We pegged and quaffed away in silence for a while, until the time came when, instead of sitting bolt upright, and grasping the knife and fork firmly, we leant back in our chairs and worked slowly and carelessly—when we stretched out our legs beneath the table, let our napkins fall, unheeded, to the floor, and found time to more critically examine the smoky ceiling than we had hitherto been able to do—when we rested our glasses at arm’s-length upon the table, and felt good, and thoughtful, and forgiving.
Then Harris, who was sitting next the window, drew aside the curtain and looked out upon the street.
It glistened darkly in the wet, the dim lamps flickered with each gust, the rain splashed steadily into the puddles and trickled down the water-spouts into the running gutters. A few soaked wayfarers hurried past, crouching beneath their dripping umbrellas, the women holding up their skirts.
“Well,” said Harris, reaching his hand out for his glass, “we have had a pleasant trip, and my hearty thanks for it to old Father Thames—but I think we did well to chuck it when we did. Here’s to Three Men well out of a Boat!”

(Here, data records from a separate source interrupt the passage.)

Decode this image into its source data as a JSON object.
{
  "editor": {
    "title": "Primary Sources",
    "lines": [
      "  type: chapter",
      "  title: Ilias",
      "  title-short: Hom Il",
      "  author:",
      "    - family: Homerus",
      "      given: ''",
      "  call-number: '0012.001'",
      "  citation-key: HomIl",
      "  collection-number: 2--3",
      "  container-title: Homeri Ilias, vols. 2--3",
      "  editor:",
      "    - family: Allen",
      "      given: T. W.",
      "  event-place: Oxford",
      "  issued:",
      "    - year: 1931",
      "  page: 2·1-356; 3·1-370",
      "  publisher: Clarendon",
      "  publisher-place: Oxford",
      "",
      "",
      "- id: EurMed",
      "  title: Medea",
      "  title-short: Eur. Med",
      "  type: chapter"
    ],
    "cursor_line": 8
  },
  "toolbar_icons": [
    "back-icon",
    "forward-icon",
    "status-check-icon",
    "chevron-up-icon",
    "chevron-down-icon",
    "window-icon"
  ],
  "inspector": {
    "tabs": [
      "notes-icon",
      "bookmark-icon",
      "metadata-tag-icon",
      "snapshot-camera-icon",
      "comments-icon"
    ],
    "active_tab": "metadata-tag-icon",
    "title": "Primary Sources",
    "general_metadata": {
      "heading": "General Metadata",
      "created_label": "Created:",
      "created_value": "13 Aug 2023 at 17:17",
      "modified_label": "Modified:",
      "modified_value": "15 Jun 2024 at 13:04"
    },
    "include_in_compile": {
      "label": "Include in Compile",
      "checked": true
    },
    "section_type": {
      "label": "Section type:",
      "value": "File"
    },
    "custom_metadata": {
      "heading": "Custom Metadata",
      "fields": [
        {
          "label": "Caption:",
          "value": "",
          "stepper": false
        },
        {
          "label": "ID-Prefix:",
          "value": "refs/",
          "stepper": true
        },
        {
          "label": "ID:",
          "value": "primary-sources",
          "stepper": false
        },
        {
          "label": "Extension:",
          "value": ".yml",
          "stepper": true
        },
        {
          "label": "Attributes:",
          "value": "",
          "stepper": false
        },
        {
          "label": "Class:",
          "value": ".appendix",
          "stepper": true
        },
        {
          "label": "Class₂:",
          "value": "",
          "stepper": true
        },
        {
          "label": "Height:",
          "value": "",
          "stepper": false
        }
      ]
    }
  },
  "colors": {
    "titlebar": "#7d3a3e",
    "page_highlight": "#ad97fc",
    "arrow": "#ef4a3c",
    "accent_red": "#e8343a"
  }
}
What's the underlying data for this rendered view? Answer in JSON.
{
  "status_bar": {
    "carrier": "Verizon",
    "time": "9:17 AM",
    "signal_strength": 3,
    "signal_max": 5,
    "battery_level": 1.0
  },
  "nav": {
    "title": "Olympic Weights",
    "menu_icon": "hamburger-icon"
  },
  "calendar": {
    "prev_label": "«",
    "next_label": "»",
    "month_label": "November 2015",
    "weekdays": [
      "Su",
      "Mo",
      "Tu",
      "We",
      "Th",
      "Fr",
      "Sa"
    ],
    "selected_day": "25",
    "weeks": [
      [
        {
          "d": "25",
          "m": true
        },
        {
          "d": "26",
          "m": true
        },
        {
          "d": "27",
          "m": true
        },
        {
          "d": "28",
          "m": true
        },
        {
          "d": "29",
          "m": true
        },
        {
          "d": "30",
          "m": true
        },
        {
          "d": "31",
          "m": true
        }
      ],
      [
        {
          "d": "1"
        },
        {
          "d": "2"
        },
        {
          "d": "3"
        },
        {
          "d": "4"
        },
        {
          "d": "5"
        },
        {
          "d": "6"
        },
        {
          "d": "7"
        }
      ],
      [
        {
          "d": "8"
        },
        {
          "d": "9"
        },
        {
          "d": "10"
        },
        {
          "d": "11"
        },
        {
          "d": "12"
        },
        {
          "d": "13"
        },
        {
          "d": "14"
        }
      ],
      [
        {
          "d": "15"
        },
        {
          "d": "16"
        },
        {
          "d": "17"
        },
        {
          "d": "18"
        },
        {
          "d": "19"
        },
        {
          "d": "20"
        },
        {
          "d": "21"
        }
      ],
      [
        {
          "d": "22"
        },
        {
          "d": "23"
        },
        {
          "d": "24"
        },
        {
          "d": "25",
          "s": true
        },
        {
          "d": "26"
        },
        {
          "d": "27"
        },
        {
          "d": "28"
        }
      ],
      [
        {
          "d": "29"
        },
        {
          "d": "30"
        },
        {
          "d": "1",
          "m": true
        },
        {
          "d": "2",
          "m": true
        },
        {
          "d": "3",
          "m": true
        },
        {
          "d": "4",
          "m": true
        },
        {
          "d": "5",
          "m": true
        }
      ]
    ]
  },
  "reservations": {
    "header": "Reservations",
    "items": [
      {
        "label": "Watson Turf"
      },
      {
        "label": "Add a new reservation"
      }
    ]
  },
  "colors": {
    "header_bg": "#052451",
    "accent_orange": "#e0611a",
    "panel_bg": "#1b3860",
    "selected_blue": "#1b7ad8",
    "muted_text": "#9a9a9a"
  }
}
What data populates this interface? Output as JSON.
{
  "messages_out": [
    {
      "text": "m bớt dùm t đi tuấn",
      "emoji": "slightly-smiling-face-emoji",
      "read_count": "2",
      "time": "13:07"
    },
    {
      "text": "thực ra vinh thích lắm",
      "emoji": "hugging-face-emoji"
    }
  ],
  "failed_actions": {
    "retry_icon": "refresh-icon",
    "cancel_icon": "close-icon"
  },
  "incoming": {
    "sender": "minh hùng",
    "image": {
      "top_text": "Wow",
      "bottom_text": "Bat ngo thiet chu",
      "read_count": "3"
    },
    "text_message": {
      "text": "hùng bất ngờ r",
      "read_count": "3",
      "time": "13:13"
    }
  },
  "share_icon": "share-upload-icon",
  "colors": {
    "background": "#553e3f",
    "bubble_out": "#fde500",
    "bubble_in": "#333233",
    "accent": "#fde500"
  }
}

And Montmorency, standing on his hind legs, before the window, peering out into the night, gave a short bark of decided concurrence with the toast.